The proclamation, which Branstad signed on his wife's birthday in April, reads,

NOW, THEREFORE, I, Terry E Branstad, as Governor of the State of Iowa, do hereby invite all Iowans who choose to join in the thoughtful prayer and humble repentance according to II Chronicles 7:14 in favor of our state and nation to come together on July 14, 2014.

Iowa was one of several states participating in something called "Pray 7/14/14," after II Chronicles 7:14, which offers this hopeful but rather nonspecific promise to believers:

[I]f my people, who are called by my name, will humble themselves and pray and seek my face and turn from their wicked ways, then I will hear from heaven, and I will forgive their sin and will heal their land.
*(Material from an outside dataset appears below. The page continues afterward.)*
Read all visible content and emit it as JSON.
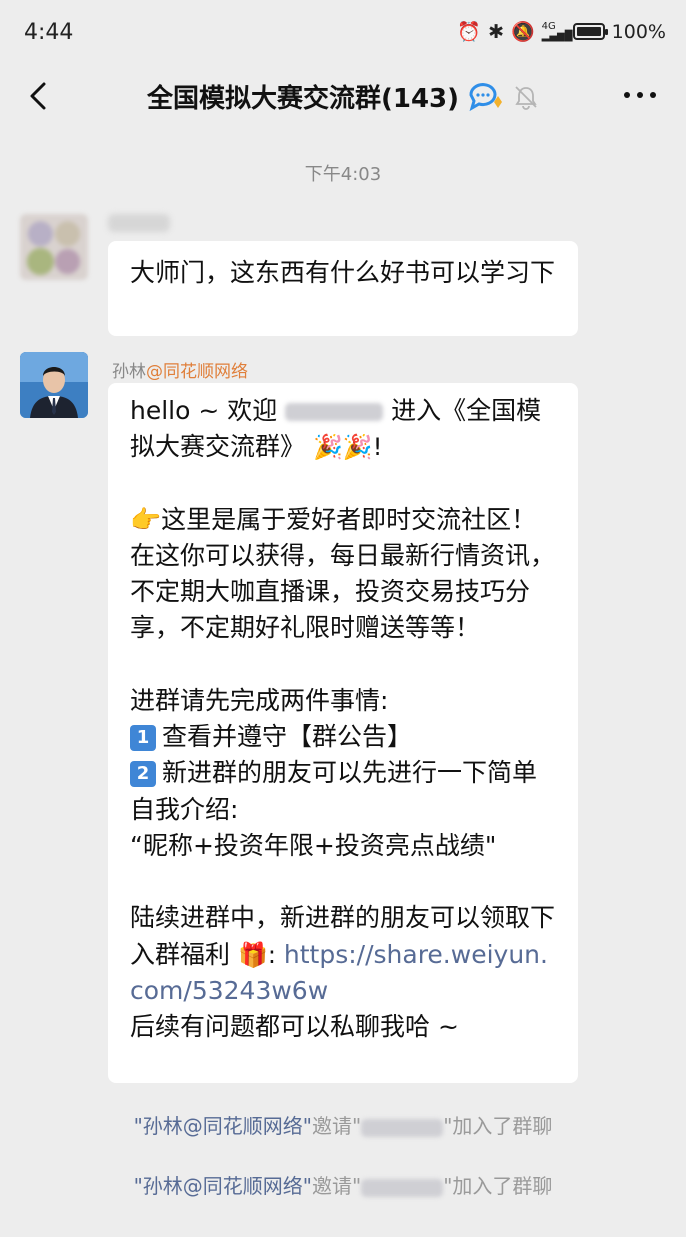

In video from the event, the woman introducing Branstad assured attendees that they were "blessed" to have a governor who has the "courage to fear God more than Man," because apparently any governor who caters to the religious impulses of their constituents is taking a huge risk, probably from those who might openly say mean things. Branstad and Lt. Gov. Kim Reynold both spoke at the event; Branstad said that in his office, he has a painting of George Washington on kneeling in prayer (though presumably not in his Masonic attire), as well as another painting of Abraham Lincoln praying. Lt. Gov Reynold congratulated the crowd for “standing up for our rights, and for individual liberties.” The blandly Christian prayers carefully invoked God without getting excessively sectarian, and were accompanied by the sort of tuneless keyboard noodling that seems mandatory during Fundagelical services.